Ann Yang and Phil Wong, the co-founders of MISFIT Juicery, started their cold-pressed juice company in their dorm room at Georgetown University with a hundred pounds of peaches and a borrowed blender. A social venture, MISFIT transforms "ugly" fruits and vegetables into visually appealing, delicious juice that disguises its "misfit" origins while combating food waste. Through bootstrapping and a scrappy willingness to ask for help when they needed it, they managed to grow MISFIT into one of the hottest local food startups. After graduating from Halcyon Incubator, they secured funding from angel investors including the Dingman Center Angels, and are currently one of six food startups around the country accepted into the Chobani Food Incubator. In this episode, MISFIT founders Ann Yang and Phil Wong discuss the passion and tenacity required to run a social venture, the secrets of their strong branding strategy and the power of asking for help.
Micha Weinblatt founded his first company, Crooked Monkey, in college at a bar. While sitting at legendary bar Cornerstone, just off campus from the University of Maryland, Micha considered how the traditional college t-shirt could be re-fashioned. Like any true entrepreneur, he started a company that produced cool, graphic t-shirts and called it Crooked Monkey.
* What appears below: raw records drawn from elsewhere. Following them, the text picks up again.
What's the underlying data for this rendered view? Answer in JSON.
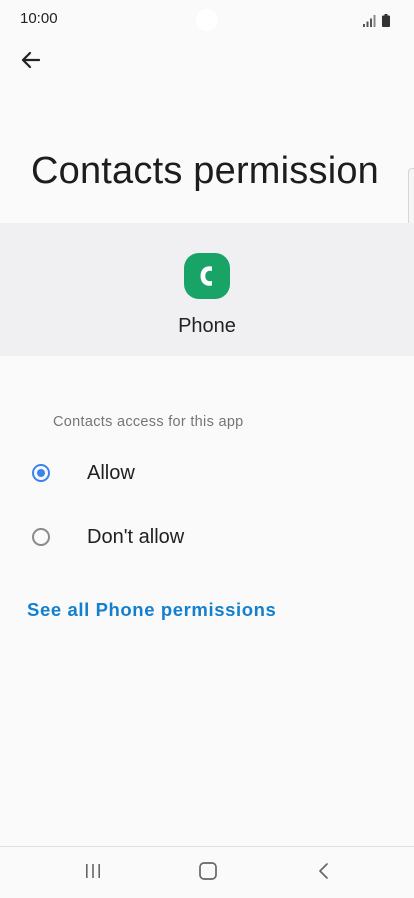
{
  "status_bar": {
    "time": "10:00",
    "icons": [
      "signal-icon",
      "battery-icon"
    ]
  },
  "toolbar": {
    "back_icon": "arrow-left-icon"
  },
  "page": {
    "title": "Contacts permission"
  },
  "app": {
    "name": "Phone",
    "icon": "phone-app-icon",
    "icon_color": "#18a466"
  },
  "permission": {
    "section_header": "Contacts access for this app",
    "options": [
      {
        "label": "Allow",
        "selected": true
      },
      {
        "label": "Don't allow",
        "selected": false
      }
    ],
    "link": "See all Phone permissions"
  },
  "colors": {
    "accent": "#3a84f0",
    "link": "#137fcf",
    "header_band": "#f0f0f2"
  },
  "nav_bar": {
    "buttons": [
      "recents-icon",
      "home-icon",
      "back-icon"
    ]
  }
}
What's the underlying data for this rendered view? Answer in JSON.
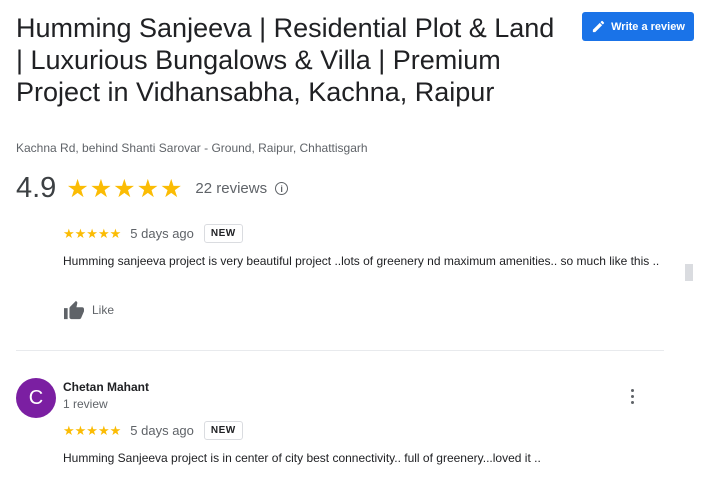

The shirts are now sold at Bloomingdale's, Urban Outfitters and other chic retailers. Seven years into the venture, Micha got what he calls the "7-year itch" to start something new. That something is Betterific, a platform where ideas and innovation can be crowdsourced. In this episode, Micha talks about how he funded his startups and the one thing every investor or entrepreneur should know before investing in or launching a startup.
Whether you are the sole founder or co-founder of a start-up, equity can play a major role in the growth and direction of your company. Andrew Sherman, Partner at the Seyfarth Shaw law firm, began his career with a successful start-up in aerobic tennis. Today, he advises entrepreneurs on the brass tacks of drafting stock options, exit strategies and aligning managerial responsibilities with equity. Accustom to asking hardball questions like, how to value sweat equity, what are the income needs of the various stakeholders and how to link expertise to equity, Andrew encourages entrepreneurs to do an (often free) preliminary attorney meeting in the early stages of a start-up.